3rd Place Poetry
How empty this house gets at night.
Of course, it’s awful quiet during the day, too
but then there’s a chance the phone might ring
or Mrs. Belle’d come knocking for a cup of sugar
or Brian’d come to change the batteries in the smoke detectors.
But at night,
the house grows bigger.
Or perhaps I’m the one that gets smaller.
There goes the grandfather clock.
Jeff’s boys are getting so big.
And they both look just like Jeff did.
that cheeky grin.
And if they have even a drop of the vinegar he had in him,
boy is Jeff in trouble!
Jeff’s turned out to be some father.
You’d be so proud, Tom.
To an oil-driller from North Dakota.
Real sweet boy, real smart boy.
He bought her a diamond ring and a Jack Russell terrier.
The wedding’s in May.
A spring wedding,
just like ours, Tom.
Remember how on our very first date,
you looked me over from across the table and said,
“Nancy English, I’m going to marry you.”
Boy, I thought you were out of your mind!
If I could’ve only seen us now,
Fifty-six years later.
We had a good run.
Remember our little house on Swan Lane?
That house could fit in this house’s living room!
But it suited us just fine.
Such memories in that house.
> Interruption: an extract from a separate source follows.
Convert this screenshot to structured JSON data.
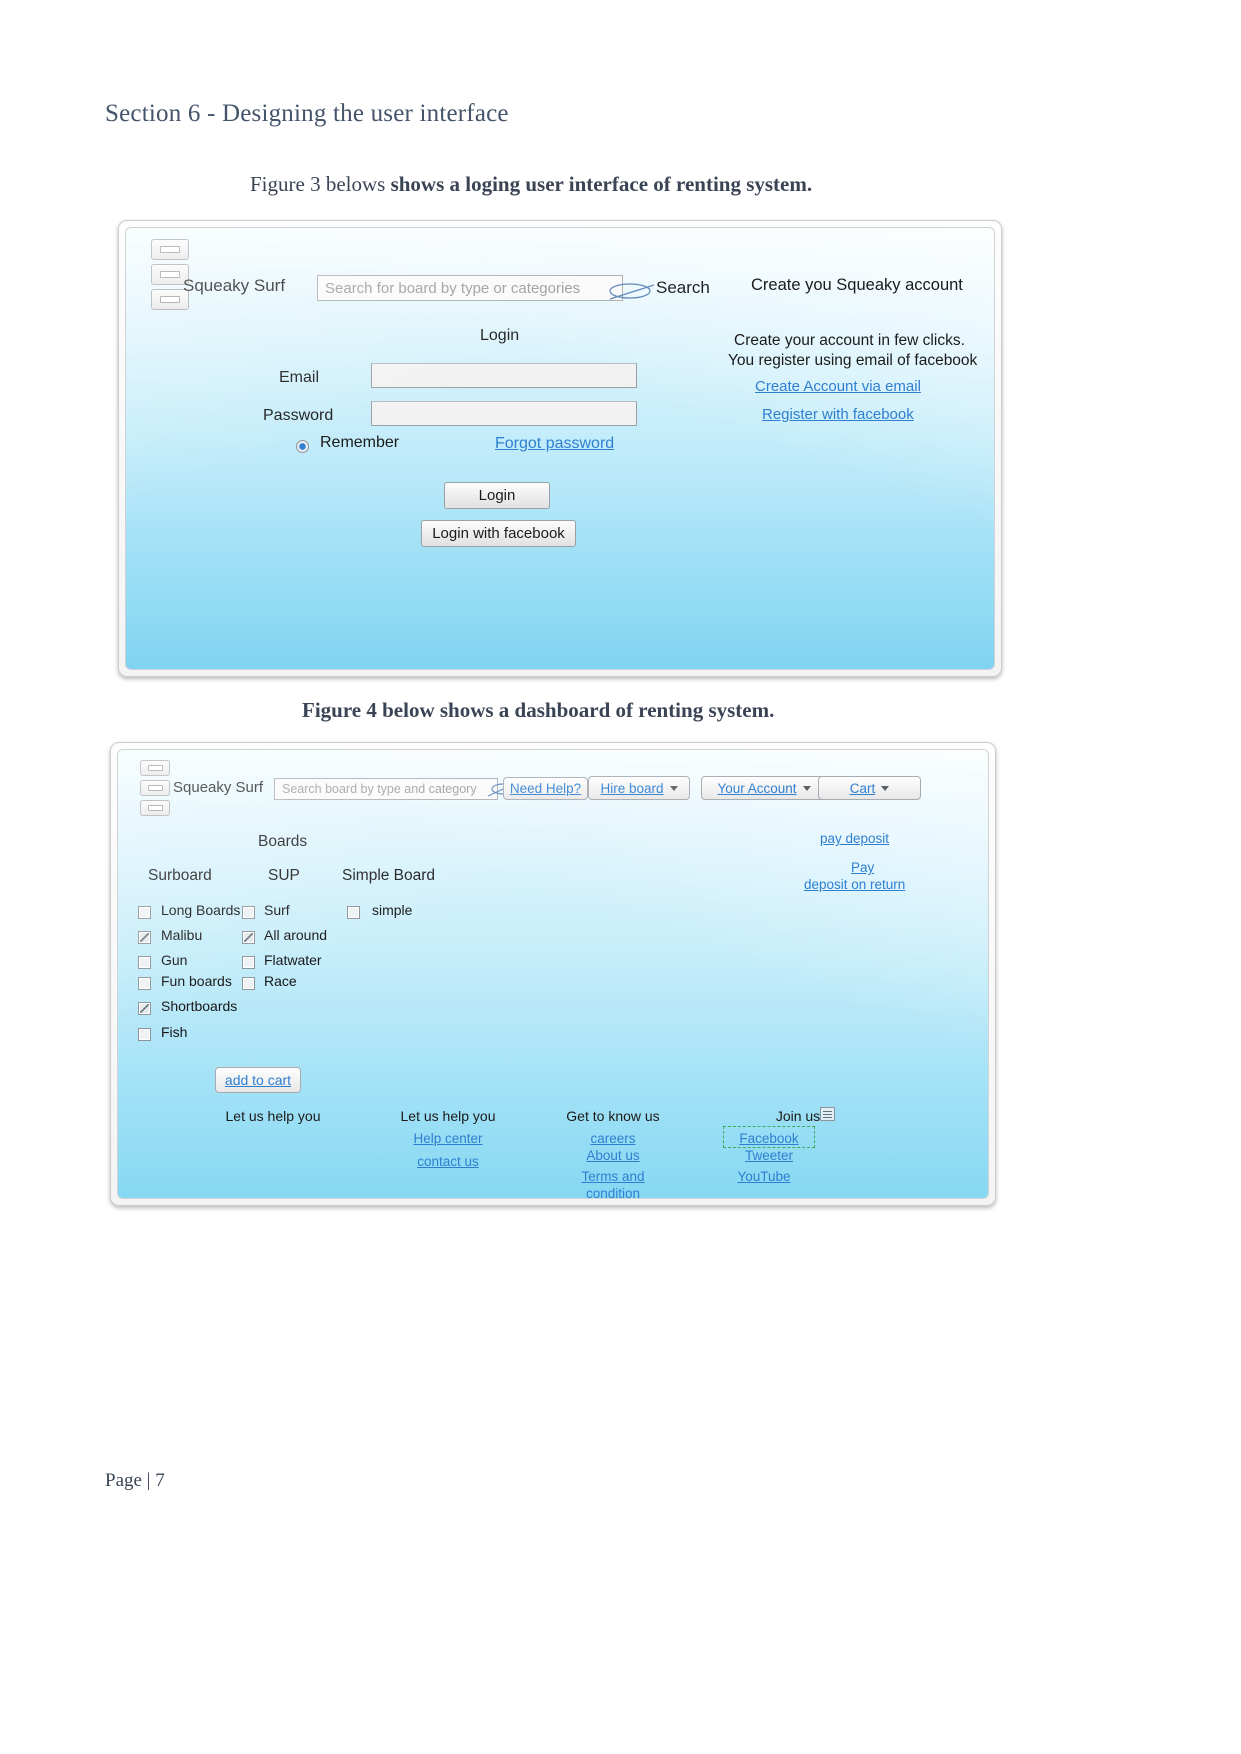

All the Christmases, birthdays, dogs…
It all seems so long ago.
And do you remember our rose bush, Tom?
The one you got me for my birthday that year?
Or was it our anniversary?
Either way, it was beautiful.
The reddest roses I ever saw!
How I wish it would’ve survived the hurricane.
We could’ve dug it up and brought it here.
We’d put it right out front!
And buy it a great white trellis.
And we’d sit on the porch each morning
to sip our coffee
and watch our roses grow.
And you’d smile your cheeky smile
and hold me a little closer and say,
“Look at how beautiful our roses are this morning.”
That’d really be something. Wouldn’t it, Tom?
And before we’d know it,
our rose bush would climb right off that trellis,
and grow clear up to the sky!
Straight up to the heavens!
And God would look down and say,
“Well, if those aren’t the reddest roses I’ve ever seen!”
And you and I would politely nod,
sip our coffee,
Just us two.
I can see us now.
Oh, the grandfather clock again.
Ten o’clock, already?
Where does the time go?
I suppose it’s time for me to turn in.
I do so enjoy our chats.
I miss you, Tom.
I love you.
This is when you’d kiss my forehead and whisper,
“Goodnight, my sweet little ole magnolia blossom.”